Wondering what information to include on your invitation and how it should be worded? Our easy to follow guide includes all the key points!
Your invitations are your guests first introduction to your wedding so they should set the tone for the style of celebrations you are planning. The main points to include are the who, when and where of the event – who is getting married, who is hosting the event, when the event is on and where the ceremony and reception will be held along with the dress code. The design should reflect the aesthetic you are planning for the wedding itself so this is where you can express your personalities, but the invitations must be clear and informative. Below are some samples of how to word your invites.
Traditionally, the bride’s parents paid for the wedding and so were considered the hosts, meaning their names would appear at the top of the invite as follows:
If the bride’s parents are hosting but they wish to include the groom’s parents’ names, they can be included below his name as follows:
When both sets of parents are contributing or for an inclusive invitation, it is a nice idea to include both sets of parent’s names. Each set of parents must be listed on separate lines, to appear as follows:
If the couple themselves are hosting it, which is now far more common as the average age of couples getting married increases, the format changes slightly and should read:
If the groom’s parents are hosting and wish to have their names inviting guests, the brides name still needs to appear first so it should be phrased as follows:
If the couple and both sets of parents are hosting, or if there is a complicated family dynamic and you want to include everybody, the easiest way to achieve this is as follows:

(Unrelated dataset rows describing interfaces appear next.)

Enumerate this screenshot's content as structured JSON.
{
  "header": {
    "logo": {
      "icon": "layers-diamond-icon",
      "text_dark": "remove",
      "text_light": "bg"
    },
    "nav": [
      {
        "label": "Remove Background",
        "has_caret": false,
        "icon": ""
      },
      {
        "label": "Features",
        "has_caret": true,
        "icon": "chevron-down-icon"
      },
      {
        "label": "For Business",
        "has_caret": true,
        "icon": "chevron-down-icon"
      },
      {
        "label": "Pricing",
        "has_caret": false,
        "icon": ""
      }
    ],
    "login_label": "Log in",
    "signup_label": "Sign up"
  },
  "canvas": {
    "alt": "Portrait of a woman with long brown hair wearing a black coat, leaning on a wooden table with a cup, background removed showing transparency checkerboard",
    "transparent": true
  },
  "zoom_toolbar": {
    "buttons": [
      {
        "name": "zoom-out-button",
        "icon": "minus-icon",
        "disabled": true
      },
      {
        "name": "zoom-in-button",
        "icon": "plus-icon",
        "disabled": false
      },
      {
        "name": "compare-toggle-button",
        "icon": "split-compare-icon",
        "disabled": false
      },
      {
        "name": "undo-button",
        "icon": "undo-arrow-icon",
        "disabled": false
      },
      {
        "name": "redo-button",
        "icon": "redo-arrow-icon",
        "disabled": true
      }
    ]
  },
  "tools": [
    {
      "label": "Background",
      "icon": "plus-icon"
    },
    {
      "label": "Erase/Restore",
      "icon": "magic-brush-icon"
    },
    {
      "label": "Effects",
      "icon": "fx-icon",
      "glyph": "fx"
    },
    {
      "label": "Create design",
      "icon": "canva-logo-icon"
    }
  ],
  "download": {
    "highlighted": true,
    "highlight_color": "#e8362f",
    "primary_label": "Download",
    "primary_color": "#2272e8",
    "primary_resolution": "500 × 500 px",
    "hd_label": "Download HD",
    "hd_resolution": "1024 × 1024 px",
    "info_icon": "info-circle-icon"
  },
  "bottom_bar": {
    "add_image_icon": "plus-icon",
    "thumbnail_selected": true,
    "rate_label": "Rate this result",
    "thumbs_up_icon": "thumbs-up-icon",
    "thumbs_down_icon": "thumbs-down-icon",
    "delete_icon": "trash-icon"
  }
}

When the wedding is being hosted by a divorced set of parents, it’s important to give each divorced parent their own line, with the mother always appearing first. If the mother is not remarried, refer to her as Ms., followed by her first and last name. If a stepparent is being included, they can run on the same line as their partner:
If a parent is deceased and you wish to include them in the invitation, it is not possible for the deceased parent to host and so it should be rephrased slightly such as the below:
If a living parent is remarried and they are hosting the wedding, but you wish to include a deceased parent, the best way to include them is as follows:
Generally, “the honour of your presence” is used for religious weddings held in a place of worship and “the pleasure of your company” is most commonly used for secular weddings.
The bride’s name always appears before the grooms, irrespective of who is hosting. If the parent’s names are listed as hosts then use only the first and middle names for the bride.
Date & Time
For formal invitations, the date and time should be spelled out. For example:
If the wedding is at 3.30pm, it should be written as “half after three o’clock”. For more casual weddings, numerals are fine. “In the afternoon” or “evening” are optional and don’t need to be included.
Do not include the full street address of the venue on the invitation but ensure to include the venue name on one line, followed by the town and county on another. If the venue is a family home, a venue difficult to find or abroad, try to include a full address and Eircode along with directions or a map on an accompanying information card which is included in the envelope with the invitation. If the ceremony and reception are taking place at different venues, the reception venue should be placed on a separate line, as seen here:
If you wish for a black-tie or formal dress code, include this in the lower right corner of the invitation. If you have a specific date you wish guests to reply by, include this in the bottom left corner as follows: RSVP February 3rd
Avoid including any details about gifts on the invitation as this can be considered presumptuous and rude. If you have a gift list, include these details either on a website you have put together for the wedding or on a separate information card to be included with your invitation.
Punctuation should only be included when separating two phrases on the same line, such as the date or the town and county. Only capitalise nouns and new thoughts (such as “Reception to follow”).